The local shelter for humans at Riverhead High Shelter had had about 120 people in it Saturday evening planning to ride out Hurricane Irene, most sent from Patchogue where there was no more room.

Meanwhile a shelter set up for pets at Suffolk Community College in Northampton was full.

The Suffolk County SPCA  set up two pet-friendly shelters in Suffolk County, one at the Eastern Campus of Suffolk Community College in Northampton and the other at the Brentwood Recreation Center, according to Chief Roy Gross of the SPCA. They are for people who decided to leave their homes during the storm but couldn’t bring their pets with them.

“At last count, the Brentwood site had only about eight animals, and they’ve got all the support services over there,” he said. “We got the majority of it here.”

He said there was no more room for any more pets at the Suffolk Community College site, and anyone seeking to shelter a pet should go to the Brentwood Recreation Center on 99 Third Avenue, Brentwood.

The Northampton site had about 40 pets sheltered there as of Saturday afternoon. Most were dogs and cats, but there also awerere a few birds and hamsters. They were all in cages.

The people sheltering their dogs at the Woodlands Building in SCC can take shelter at the Peconic Building on the same campus, Chief Gross said.

“We take a picture of them with their animal and get identification and they have to wear an arm band with their name and number on it. We want to make sure we know who’s responsible for each animal if somebody comes in to walk it or something,” he said.

The Eastern Campus also has the SPCA’s Mobile Animal Spay-neuter Hospital (MASH) parked outside the Woodlands buiding during the storm.

The pet-friendly shelters are staffed by the SPCA. “We’re here 24-7 for the duration of the storm,” Chief Gross said.
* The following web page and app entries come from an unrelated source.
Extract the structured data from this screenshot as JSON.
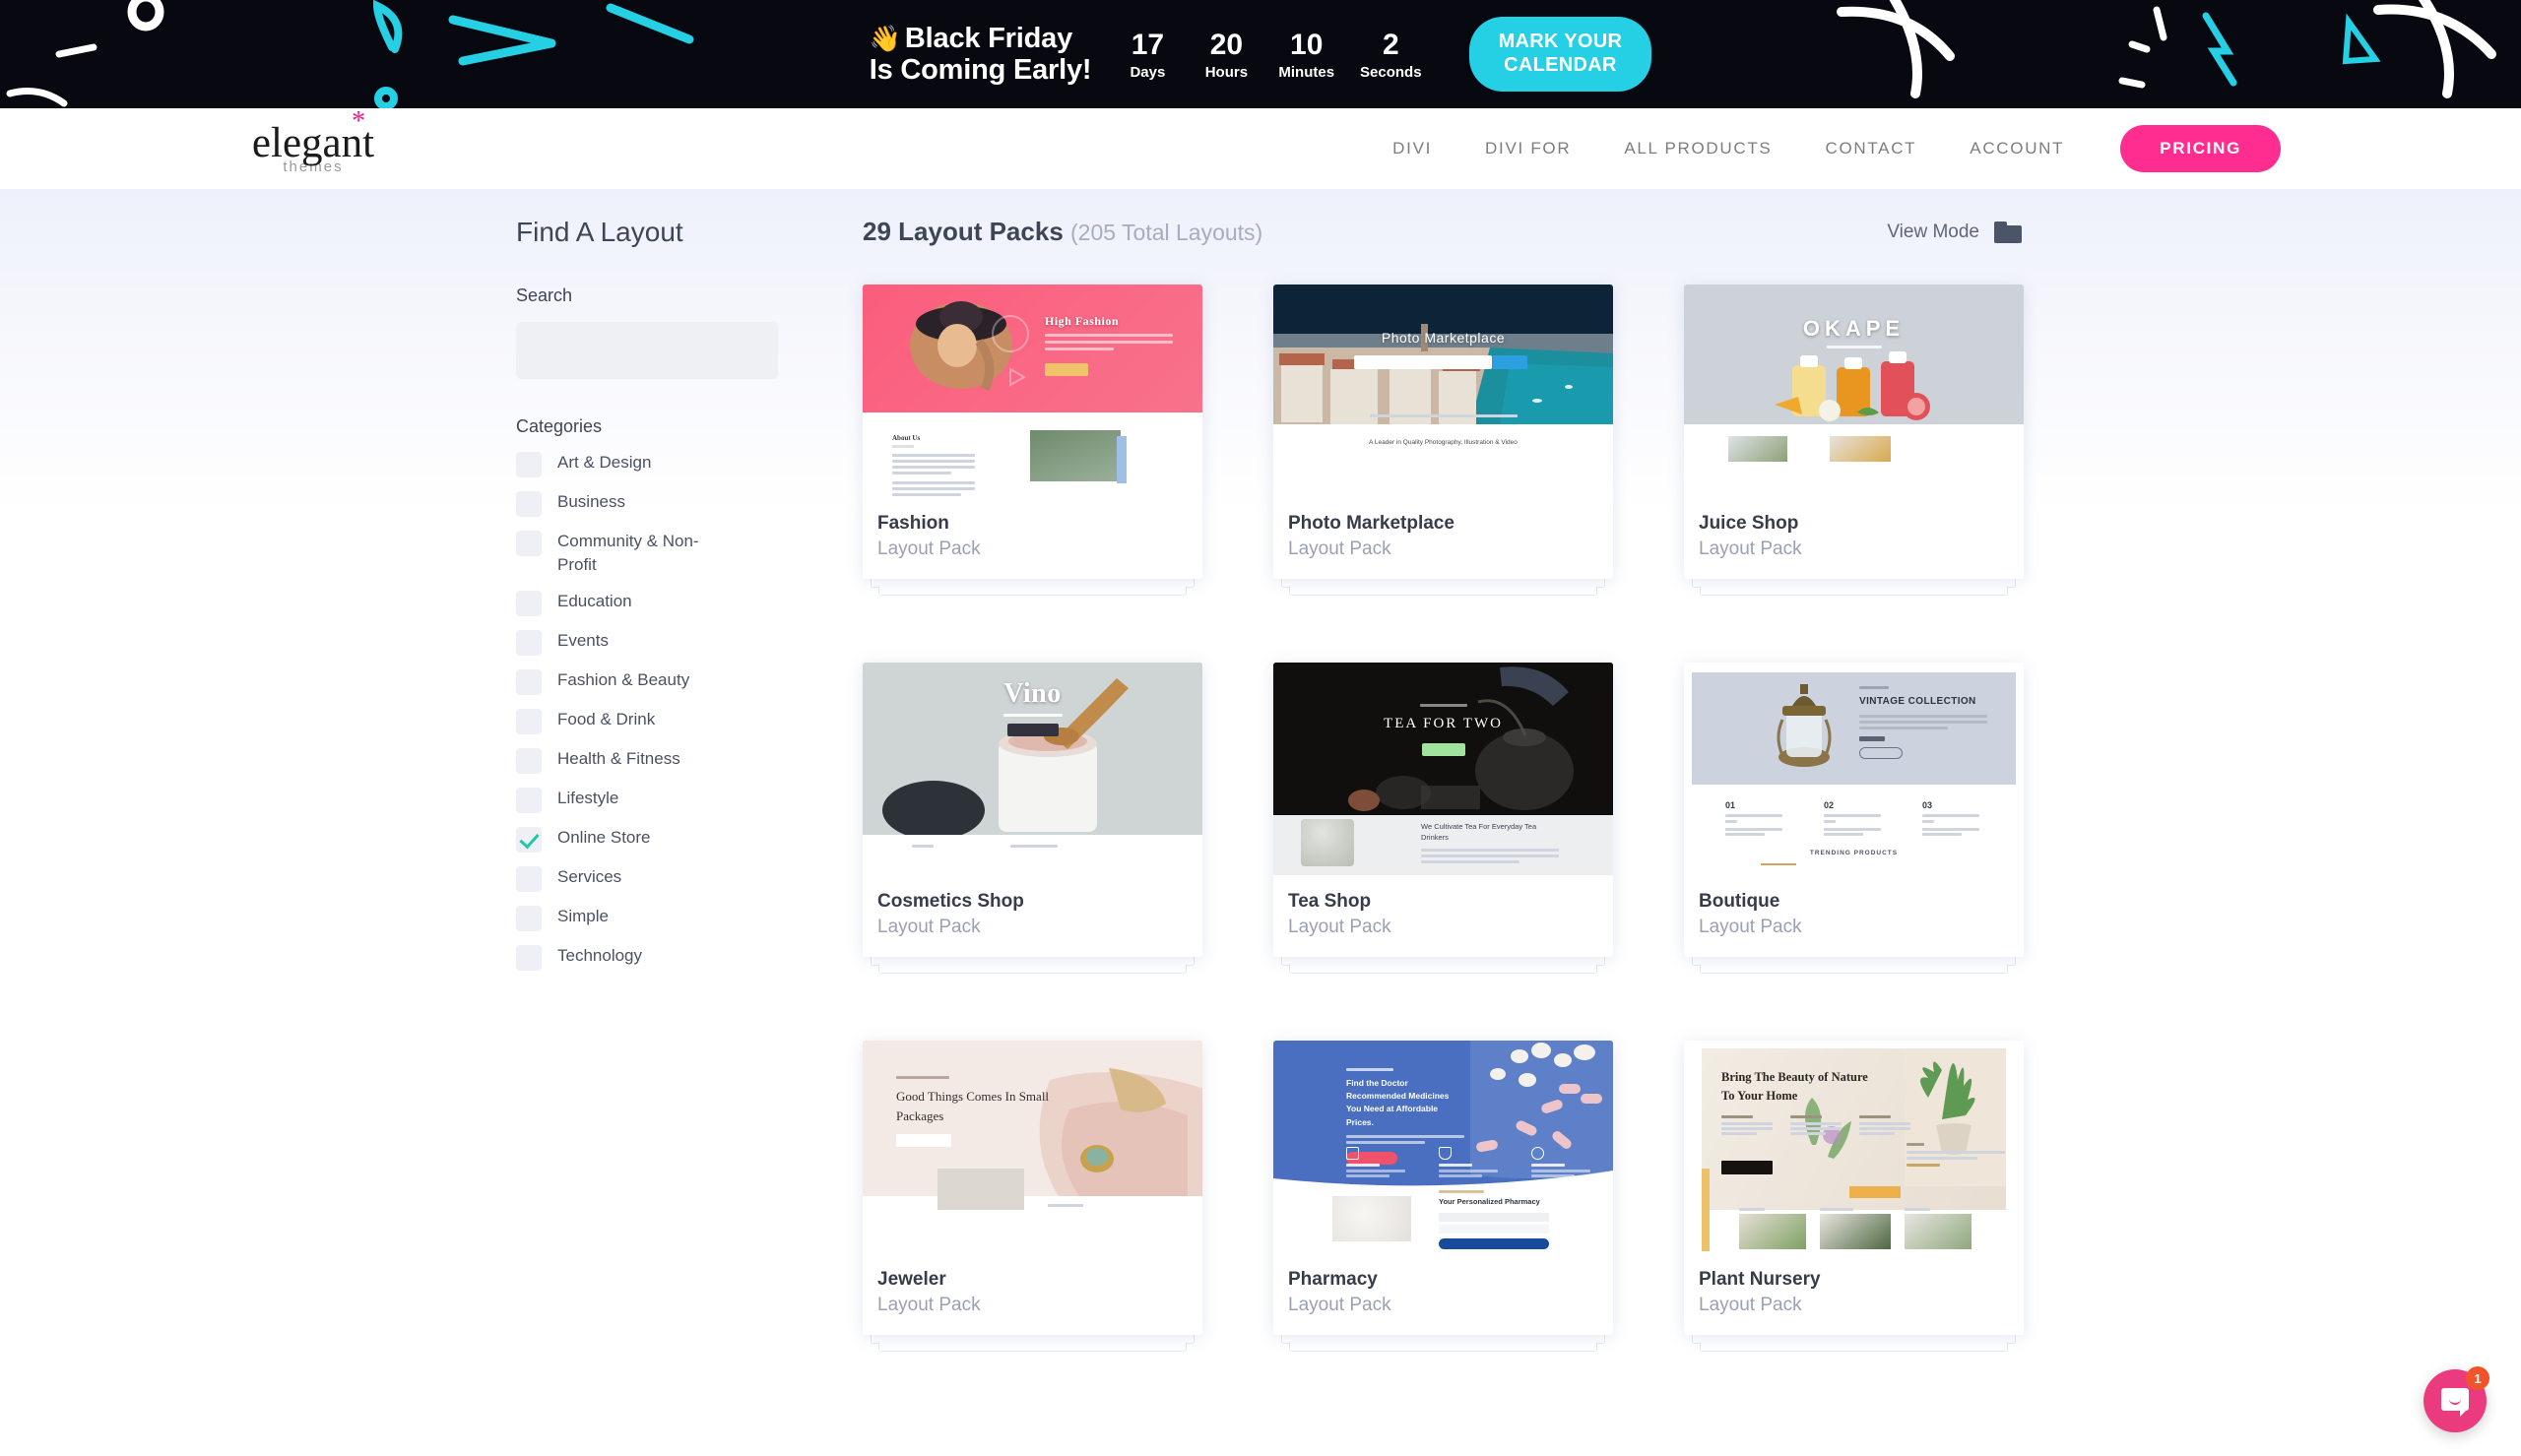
{
  "promo": {
    "headline_line1": "Black Friday",
    "headline_line2": "Is Coming Early!",
    "wave_icon": "👋",
    "countdown": [
      {
        "value": "17",
        "label": "Days"
      },
      {
        "value": "20",
        "label": "Hours"
      },
      {
        "value": "10",
        "label": "Minutes"
      },
      {
        "value": "2",
        "label": "Seconds"
      }
    ],
    "cta_label": "MARK YOUR\nCALENDAR",
    "cta_color": "#25cfe4",
    "background": "#080810"
  },
  "header": {
    "logo_main": "elegant",
    "logo_star": "*",
    "logo_sub": "themes",
    "nav": [
      {
        "label": "DIVI"
      },
      {
        "label": "DIVI FOR"
      },
      {
        "label": "ALL PRODUCTS"
      },
      {
        "label": "CONTACT"
      },
      {
        "label": "ACCOUNT"
      }
    ],
    "pricing_label": "PRICING",
    "pricing_color": "#ff2d8f"
  },
  "sidebar": {
    "title": "Find A Layout",
    "search_label": "Search",
    "search_value": "",
    "search_placeholder": "",
    "categories_label": "Categories",
    "categories": [
      {
        "label": "Art & Design",
        "checked": false
      },
      {
        "label": "Business",
        "checked": false
      },
      {
        "label": "Community & Non-Profit",
        "checked": false
      },
      {
        "label": "Education",
        "checked": false
      },
      {
        "label": "Events",
        "checked": false
      },
      {
        "label": "Fashion & Beauty",
        "checked": false
      },
      {
        "label": "Food & Drink",
        "checked": false
      },
      {
        "label": "Health & Fitness",
        "checked": false
      },
      {
        "label": "Lifestyle",
        "checked": false
      },
      {
        "label": "Online Store",
        "checked": true
      },
      {
        "label": "Services",
        "checked": false
      },
      {
        "label": "Simple",
        "checked": false
      },
      {
        "label": "Technology",
        "checked": false
      }
    ],
    "check_color": "#22c8a9"
  },
  "results": {
    "pack_count": "29 Layout Packs",
    "total_layouts": "(205 Total Layouts)",
    "view_mode_label": "View Mode",
    "view_mode_icon": "folder-icon",
    "cards": [
      {
        "title": "Fashion",
        "subtitle": "Layout Pack",
        "preview": {
          "style": "fashion",
          "hero_text": "High Fashion",
          "section_text": "About Us"
        }
      },
      {
        "title": "Photo Marketplace",
        "subtitle": "Layout Pack",
        "preview": {
          "style": "photo",
          "hero_text": "Photo Marketplace",
          "section_text": "A Leader in Quality Photography, Illustration & Video"
        }
      },
      {
        "title": "Juice Shop",
        "subtitle": "Layout Pack",
        "preview": {
          "style": "juice",
          "hero_text": "OKAPE",
          "section_text": ""
        }
      },
      {
        "title": "Cosmetics Shop",
        "subtitle": "Layout Pack",
        "preview": {
          "style": "cosmetics",
          "hero_text": "Vino",
          "section_text": ""
        }
      },
      {
        "title": "Tea Shop",
        "subtitle": "Layout Pack",
        "preview": {
          "style": "tea",
          "hero_text": "TEA FOR TWO",
          "section_text": "We Cultivate Tea For Everyday Tea Drinkers"
        }
      },
      {
        "title": "Boutique",
        "subtitle": "Layout Pack",
        "preview": {
          "style": "boutique",
          "hero_text": "VINTAGE COLLECTION",
          "section_text": "TRENDING PRODUCTS",
          "steps": [
            "01",
            "02",
            "03"
          ]
        }
      },
      {
        "title": "Jeweler",
        "subtitle": "Layout Pack",
        "preview": {
          "style": "jeweler",
          "hero_text": "Good Things Comes In Small Packages",
          "section_text": ""
        }
      },
      {
        "title": "Pharmacy",
        "subtitle": "Layout Pack",
        "preview": {
          "style": "pharmacy",
          "hero_text": "Find the Doctor Recommended Medicines You Need at Affordable Prices.",
          "section_text": "Your Personalized Pharmacy"
        }
      },
      {
        "title": "Plant Nursery",
        "subtitle": "Layout Pack",
        "preview": {
          "style": "plant",
          "hero_text": "Bring The Beauty of Nature To Your Home",
          "section_text": ""
        }
      }
    ]
  },
  "chat_widget": {
    "badge_count": "1",
    "color": "#eb3a7e",
    "badge_color": "#f2542a"
  }
}
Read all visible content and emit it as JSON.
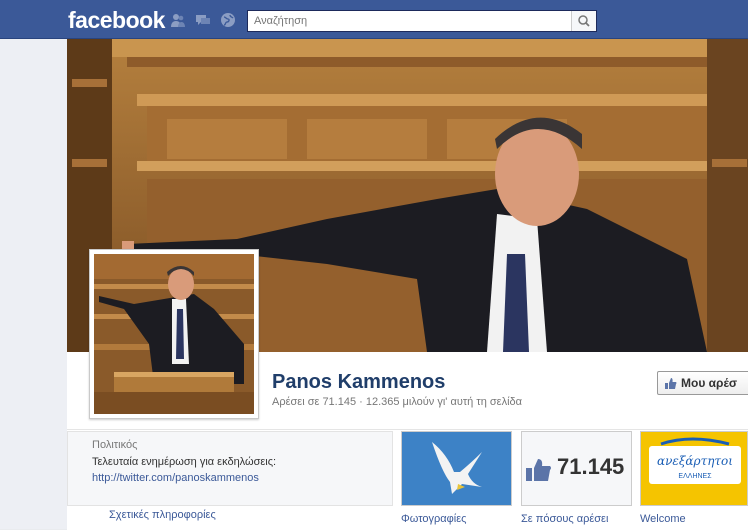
{
  "topbar": {
    "logo": "facebook",
    "icons": [
      "friend-requests-icon",
      "messages-icon",
      "notifications-globe-icon"
    ],
    "search_placeholder": "Αναζήτηση",
    "colors": {
      "brand": "#3b5998"
    }
  },
  "profile": {
    "name": "Panos Kammenos",
    "stats": "Αρέσει σε 71.145 · 12.365 μιλούν γι' αυτή τη σελίδα",
    "like_button": "Μου αρέσ"
  },
  "about": {
    "category": "Πολιτικός",
    "description_prefix": "Τελευταία ενημέρωση για εκδηλώσεις: ",
    "description_link": "http://twitter.com/panoskammenos",
    "link_label": "Σχετικές πληροφορίες"
  },
  "apps": [
    {
      "label": "Φωτογραφίες"
    },
    {
      "label": "Σε πόσους αρέσει",
      "value": "71.145"
    },
    {
      "label": "Welcome",
      "logo_text": "ανεξάρτητοι",
      "logo_sub": "ΕΛΛΗΝΕΣ"
    }
  ]
}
There are shelters for humans being run by the American Red Cross at Riverhead High School, Hampton Bays High School and several schools in Southold Town but those shelters do not accept pets.

Both Riverhead and Southampton Town have issued mandatory evacuation notices to residents in mobile homes and people living in low-lying areas near the water, although officials in both towns say they are not forcing anyone to evacuate.

10/12/10 6:07pm
10/12/2010 6:07 PM

The Suffolk County Legislature unanimously approved a bill Tuesday to create a law establishing a county registry for animal abuse offenders, the first of its kind in the nation.

The new law allows the county to create a public registry of convicted animal abusers, in which the names, aliases, addresses and photographs of animal abusers would compiled in a searchable database, much like the state’s sex offender registry. The convicted abusers would pay a $50 annual fee for upkeep of the registry, and those who fail to register would be charged $1,000 or face jail time.

A public hearing for a second bill, which would require pet stores and animal shelters to check the registry before allowing anyone to purchase or adopt an animal, was tabled for a later date.

If approved, that law would prohibit pet stores from selling an animal to a convicted abuser.

Roy Gross, who heads the Suffolk County Society for the Prevention of Cruelty to Animals, said his group, which deals with over 2,000 animal abuse cases in the county per year,  believes the animal abuse registry will help to save animals.

“Most serial killers began as animal abusers,” he said. “It’s a known fact: people who hurt animals hurt people too.”

jennifer@northshoresun.com